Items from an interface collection
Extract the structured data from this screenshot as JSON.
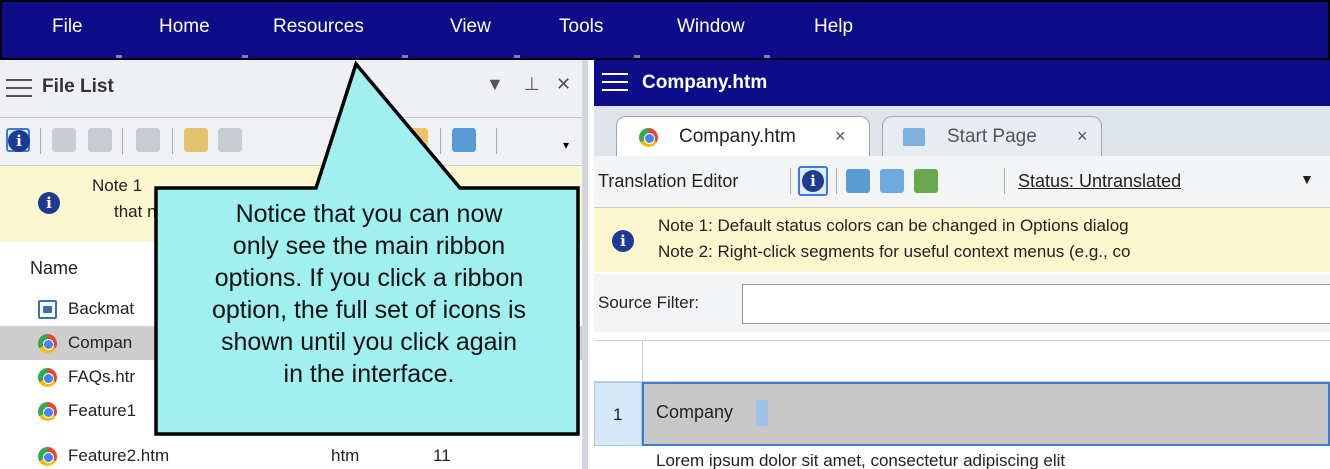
{
  "menu": {
    "items": [
      "File",
      "Home",
      "Resources",
      "View",
      "Tools",
      "Window",
      "Help"
    ]
  },
  "file_list": {
    "title": "File List",
    "pin_icon": "pin-icon",
    "note": [
      "Note 1",
      "that n"
    ],
    "columns": [
      "Name"
    ],
    "files": [
      {
        "name": "Backmat",
        "type": "",
        "size": "",
        "icon": "document-icon"
      },
      {
        "name": "Compan",
        "type": "",
        "size": "",
        "icon": "chrome-icon",
        "selected": true
      },
      {
        "name": "FAQs.htr",
        "type": "",
        "size": "",
        "icon": "chrome-icon"
      },
      {
        "name": "Feature1",
        "type": "",
        "size": "",
        "icon": "chrome-icon"
      },
      {
        "name": "Feature2.htm",
        "type": "htm",
        "size": "11",
        "icon": "chrome-icon"
      }
    ]
  },
  "editor": {
    "title": "Company.htm",
    "tabs": [
      {
        "label": "Company.htm",
        "close": "×",
        "active": true
      },
      {
        "label": "Start Page",
        "close": "×",
        "active": false
      }
    ],
    "translation_editor_label": "Translation Editor",
    "status": "Status: Untranslated",
    "notes": [
      "Note 1: Default status colors can be changed in Options dialog",
      "Note 2: Right-click segments for useful context menus (e.g., co"
    ],
    "source_filter_label": "Source Filter:",
    "segments": [
      {
        "number": "1",
        "text": "Company"
      }
    ],
    "next_segment_preview": "Lorem ipsum dolor sit amet, consectetur adipiscing elit"
  },
  "callout": {
    "lines": [
      "Notice that you can now",
      "only see the main ribbon",
      "options. If you click a ribbon",
      "option, the full set of icons is",
      "shown until you click again",
      "in the interface."
    ]
  },
  "colors": {
    "menubar": "#0d0d8a",
    "note_bg": "#fdf7cf",
    "callout_fill": "#9ff0ef",
    "selected_row": "#cdcdcd"
  }
}
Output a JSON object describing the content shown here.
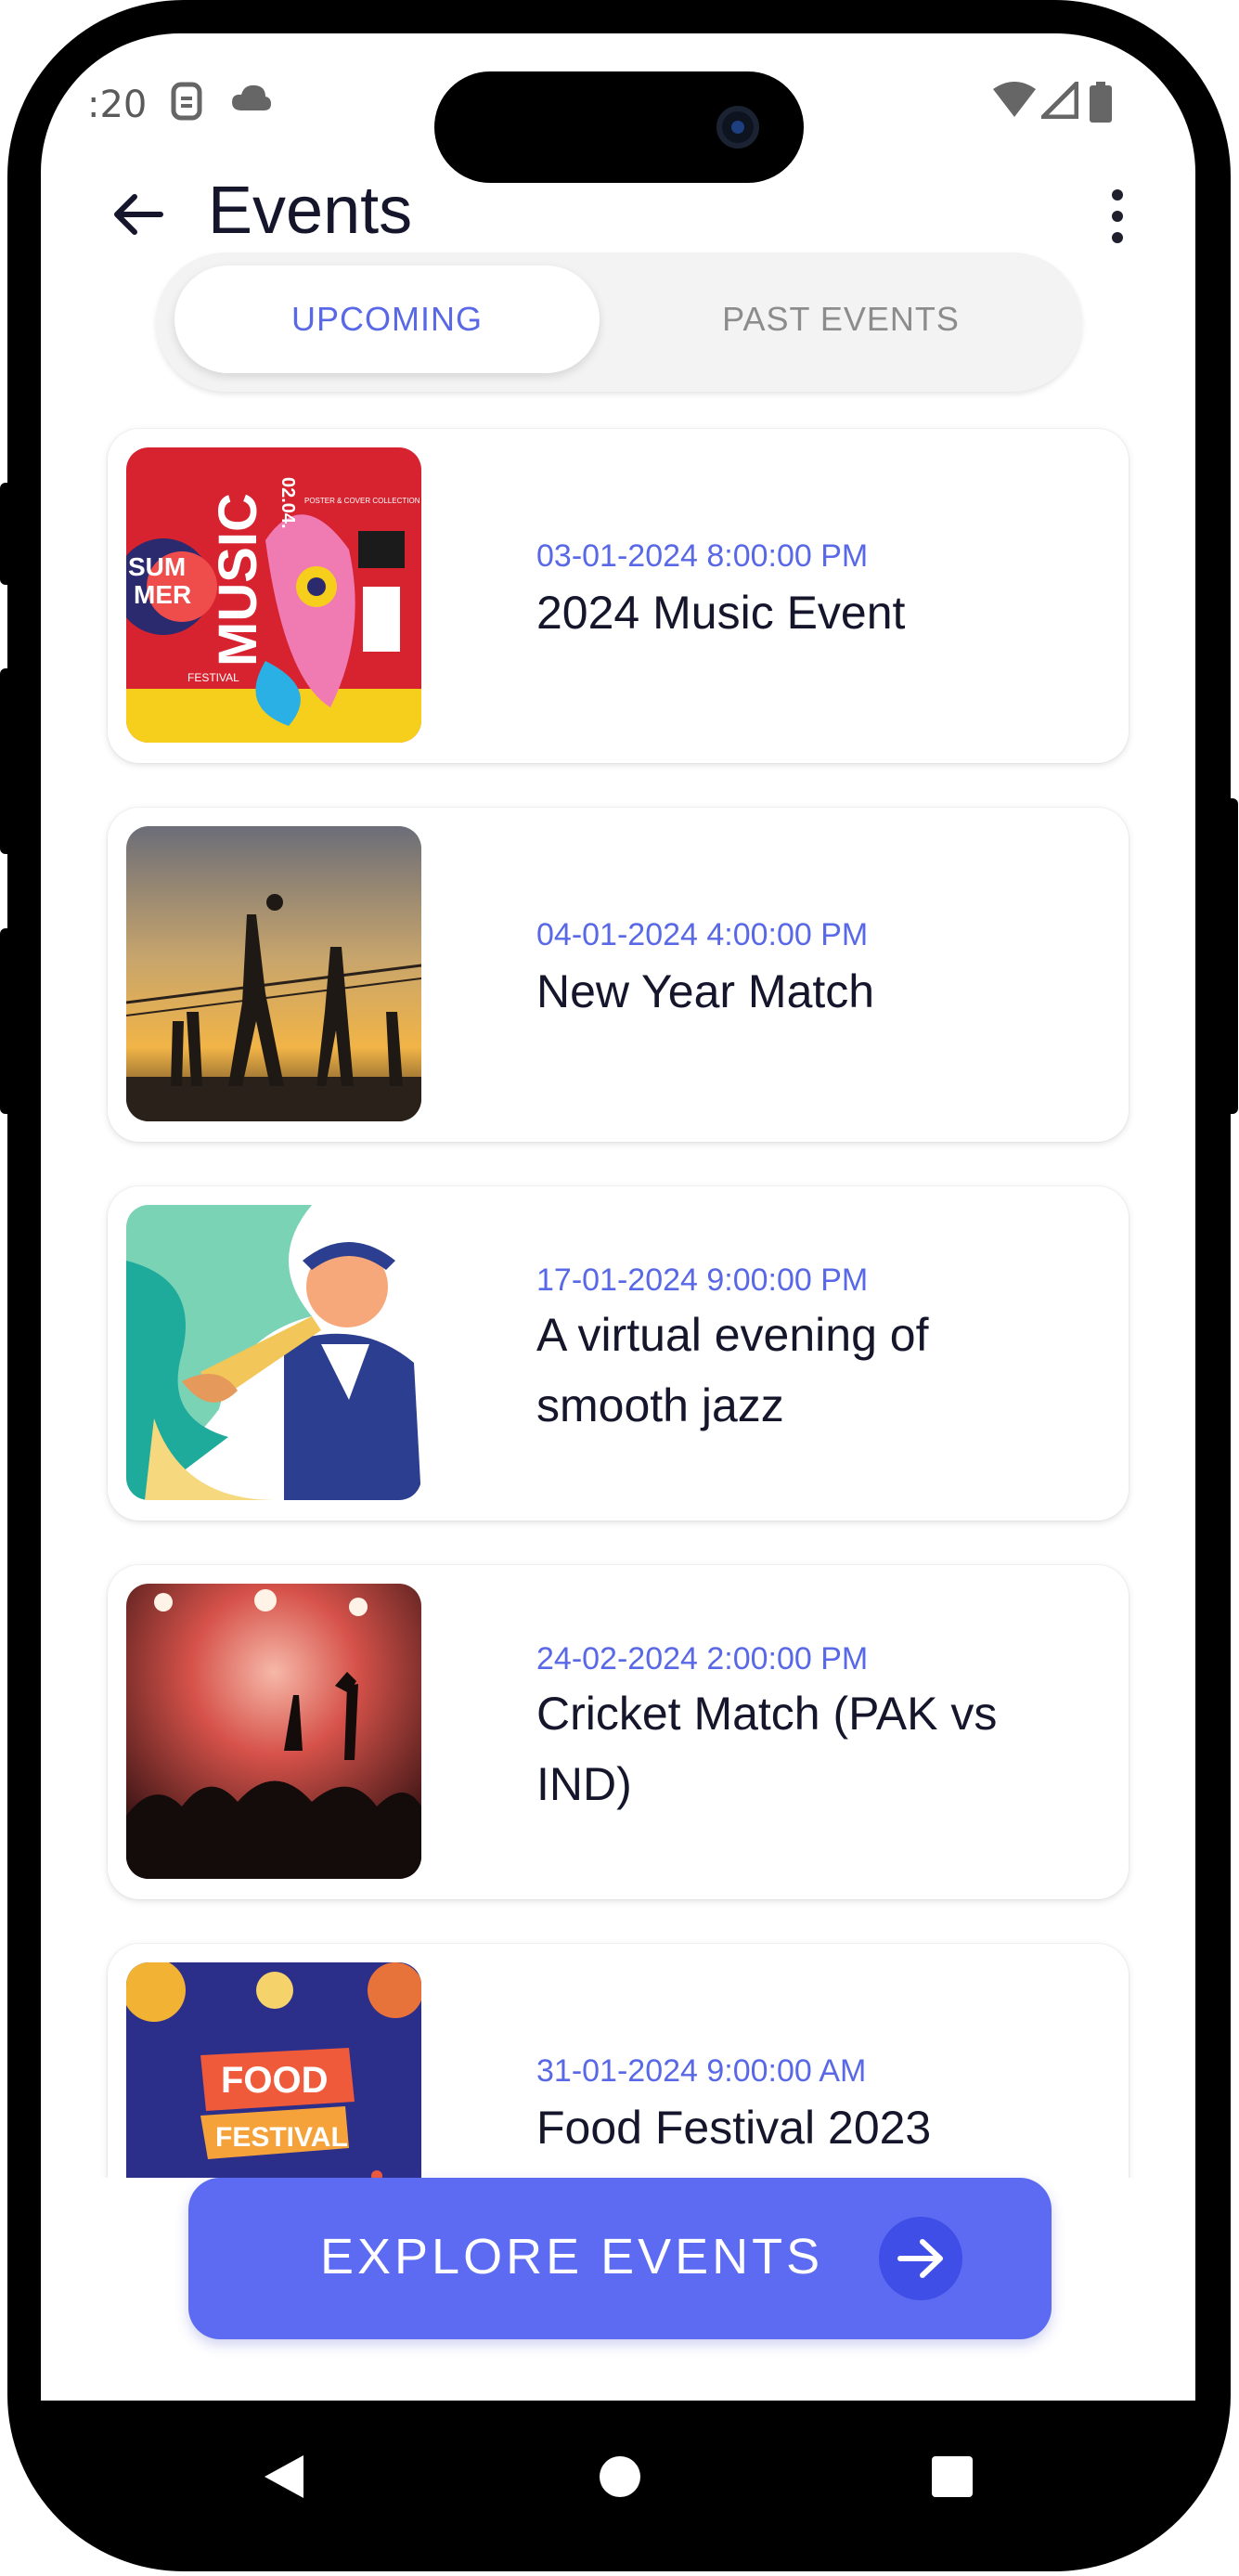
{
  "status_bar": {
    "time": ":20",
    "icons": [
      "sim-icon",
      "cloud-icon",
      "wifi-icon",
      "signal-icon",
      "battery-icon"
    ]
  },
  "header": {
    "title": "Events",
    "back_icon": "arrow-left-icon",
    "menu_icon": "more-vertical-icon"
  },
  "tabs": {
    "items": [
      {
        "label": "UPCOMING",
        "active": true
      },
      {
        "label": "PAST EVENTS",
        "active": false
      }
    ]
  },
  "events": [
    {
      "date": "03-01-2024 8:00:00 PM",
      "name": "2024 Music Event",
      "thumb_text_1": "SUM",
      "thumb_text_2": "MER",
      "thumb_text_3": "MUSIC",
      "thumb_text_4": "FESTIVAL",
      "thumb_text_5": "02.04.",
      "thumb_text_6": "POSTER & COVER COLLECTION"
    },
    {
      "date": "04-01-2024 4:00:00 PM",
      "name": "New Year Match"
    },
    {
      "date": "17-01-2024 9:00:00 PM",
      "name": "A virtual evening of smooth jazz"
    },
    {
      "date": "24-02-2024 2:00:00 PM",
      "name": "Cricket Match (PAK vs IND)"
    },
    {
      "date": "31-01-2024 9:00:00 AM",
      "name": "Food Festival 2023",
      "thumb_text_1": "FOOD",
      "thumb_text_2": "FESTIVAL"
    }
  ],
  "explore_button": {
    "label": "EXPLORE EVENTS",
    "icon": "arrow-right-icon"
  },
  "nav_bar": {
    "icons": [
      "back-triangle-icon",
      "home-circle-icon",
      "recents-square-icon"
    ]
  },
  "colors": {
    "accent": "#5d6bf2",
    "date_text": "#5968e6",
    "title_text": "#15162b"
  }
}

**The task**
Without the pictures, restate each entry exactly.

**The completed task**
Extract the structured data from this screenshot as JSON.
{
  "menu": {
    "items": [
      "File",
      "Home",
      "Resources",
      "View",
      "Tools",
      "Window",
      "Help"
    ]
  },
  "file_list": {
    "title": "File List",
    "pin_icon": "pin-icon",
    "note": [
      "Note 1",
      "that n"
    ],
    "columns": [
      "Name"
    ],
    "files": [
      {
        "name": "Backmat",
        "type": "",
        "size": "",
        "icon": "document-icon"
      },
      {
        "name": "Compan",
        "type": "",
        "size": "",
        "icon": "chrome-icon",
        "selected": true
      },
      {
        "name": "FAQs.htr",
        "type": "",
        "size": "",
        "icon": "chrome-icon"
      },
      {
        "name": "Feature1",
        "type": "",
        "size": "",
        "icon": "chrome-icon"
      },
      {
        "name": "Feature2.htm",
        "type": "htm",
        "size": "11",
        "icon": "chrome-icon"
      }
    ]
  },
  "editor": {
    "title": "Company.htm",
    "tabs": [
      {
        "label": "Company.htm",
        "close": "×",
        "active": true
      },
      {
        "label": "Start Page",
        "close": "×",
        "active": false
      }
    ],
    "translation_editor_label": "Translation Editor",
    "status": "Status: Untranslated",
    "notes": [
      "Note 1: Default status colors can be changed in Options dialog",
      "Note 2: Right-click segments for useful context menus (e.g., co"
    ],
    "source_filter_label": "Source Filter:",
    "segments": [
      {
        "number": "1",
        "text": "Company"
      }
    ],
    "next_segment_preview": "Lorem ipsum dolor sit amet, consectetur adipiscing elit"
  },
  "callout": {
    "lines": [
      "Notice that you can now",
      "only see the main ribbon",
      "options. If you click a ribbon",
      "option, the full set of icons is",
      "shown until you click again",
      "in the interface."
    ]
  },
  "colors": {
    "menubar": "#0d0d8a",
    "note_bg": "#fdf7cf",
    "callout_fill": "#9ff0ef",
    "selected_row": "#cdcdcd"
  }
}
Output a JSON object describing the content shown here.
{
  "status_bar": {
    "time": ":20",
    "icons": [
      "sim-icon",
      "cloud-icon",
      "wifi-icon",
      "signal-icon",
      "battery-icon"
    ]
  },
  "header": {
    "title": "Events",
    "back_icon": "arrow-left-icon",
    "menu_icon": "more-vertical-icon"
  },
  "tabs": {
    "items": [
      {
        "label": "UPCOMING",
        "active": true
      },
      {
        "label": "PAST EVENTS",
        "active": false
      }
    ]
  },
  "events": [
    {
      "date": "03-01-2024 8:00:00 PM",
      "name": "2024 Music Event",
      "thumb_text_1": "SUM",
      "thumb_text_2": "MER",
      "thumb_text_3": "MUSIC",
      "thumb_text_4": "FESTIVAL",
      "thumb_text_5": "02.04.",
      "thumb_text_6": "POSTER & COVER COLLECTION"
    },
    {
      "date": "04-01-2024 4:00:00 PM",
      "name": "New Year Match"
    },
    {
      "date": "17-01-2024 9:00:00 PM",
      "name": "A virtual evening of smooth jazz"
    },
    {
      "date": "24-02-2024 2:00:00 PM",
      "name": "Cricket Match (PAK vs IND)"
    },
    {
      "date": "31-01-2024 9:00:00 AM",
      "name": "Food Festival 2023",
      "thumb_text_1": "FOOD",
      "thumb_text_2": "FESTIVAL"
    }
  ],
  "explore_button": {
    "label": "EXPLORE EVENTS",
    "icon": "arrow-right-icon"
  },
  "nav_bar": {
    "icons": [
      "back-triangle-icon",
      "home-circle-icon",
      "recents-square-icon"
    ]
  },
  "colors": {
    "accent": "#5d6bf2",
    "date_text": "#5968e6",
    "title_text": "#15162b"
  }
}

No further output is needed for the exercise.